Segment Start: Records for this task

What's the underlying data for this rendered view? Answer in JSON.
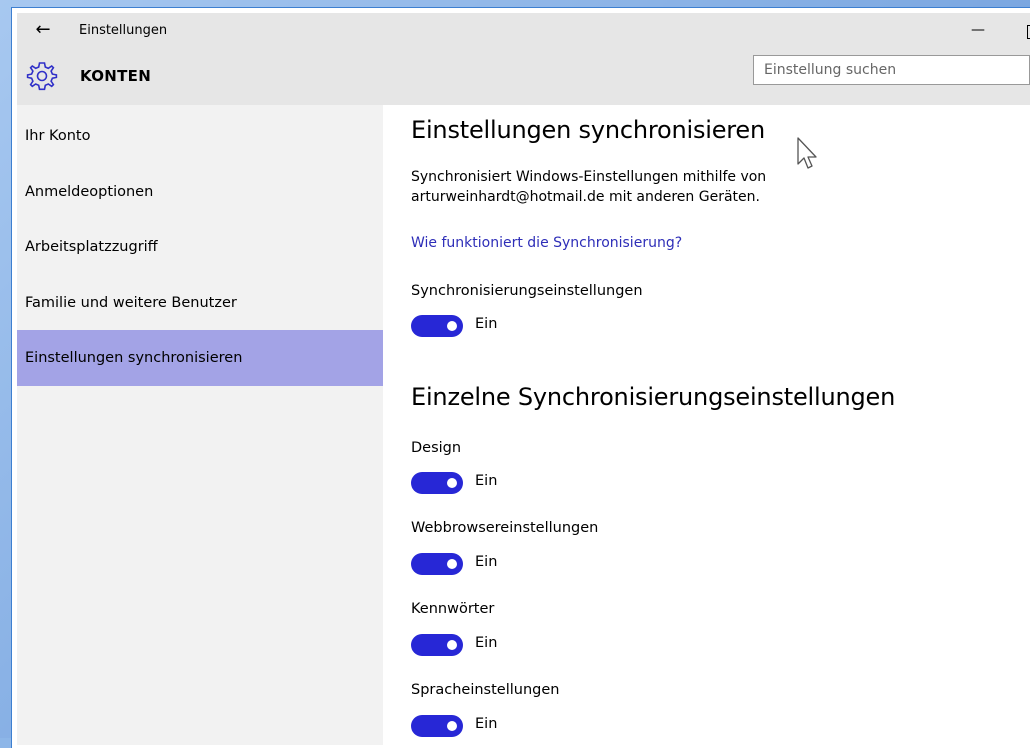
{
  "window": {
    "title": "Einstellungen",
    "back_icon": "back-arrow-icon",
    "minimize_icon": "minimize-icon"
  },
  "header": {
    "section_icon": "gear-icon",
    "section_title": "KONTEN",
    "search_placeholder": "Einstellung suchen"
  },
  "sidebar": {
    "items": [
      {
        "label": "Ihr Konto",
        "active": false
      },
      {
        "label": "Anmeldeoptionen",
        "active": false
      },
      {
        "label": "Arbeitsplatzzugriff",
        "active": false
      },
      {
        "label": "Familie und weitere Benutzer",
        "active": false
      },
      {
        "label": "Einstellungen synchronisieren",
        "active": true
      }
    ],
    "active_color": "#a3a3e6"
  },
  "main": {
    "title": "Einstellungen synchronisieren",
    "description_line1": "Synchronisiert Windows-Einstellungen mithilfe von",
    "description_line2": "arturweinhardt@hotmail.de mit anderen Geräten.",
    "help_link": "Wie funktioniert die Synchronisierung?",
    "sync_toggle": {
      "label": "Synchronisierungseinstellungen",
      "state": "Ein",
      "on": true
    },
    "individual_title": "Einzelne Synchronisierungseinstellungen",
    "toggles": [
      {
        "label": "Design",
        "state": "Ein",
        "on": true
      },
      {
        "label": "Webbrowsereinstellungen",
        "state": "Ein",
        "on": true
      },
      {
        "label": "Kennwörter",
        "state": "Ein",
        "on": true
      },
      {
        "label": "Spracheinstellungen",
        "state": "Ein",
        "on": true
      }
    ],
    "toggle_color": "#2727d6",
    "link_color": "#2e2eb8"
  }
}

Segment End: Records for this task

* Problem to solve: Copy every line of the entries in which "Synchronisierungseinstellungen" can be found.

* Result of this exercise:
      "label": "Synchronisierungseinstellungen",
    "individual_title": "Einzelne Synchronisierungseinstellungen",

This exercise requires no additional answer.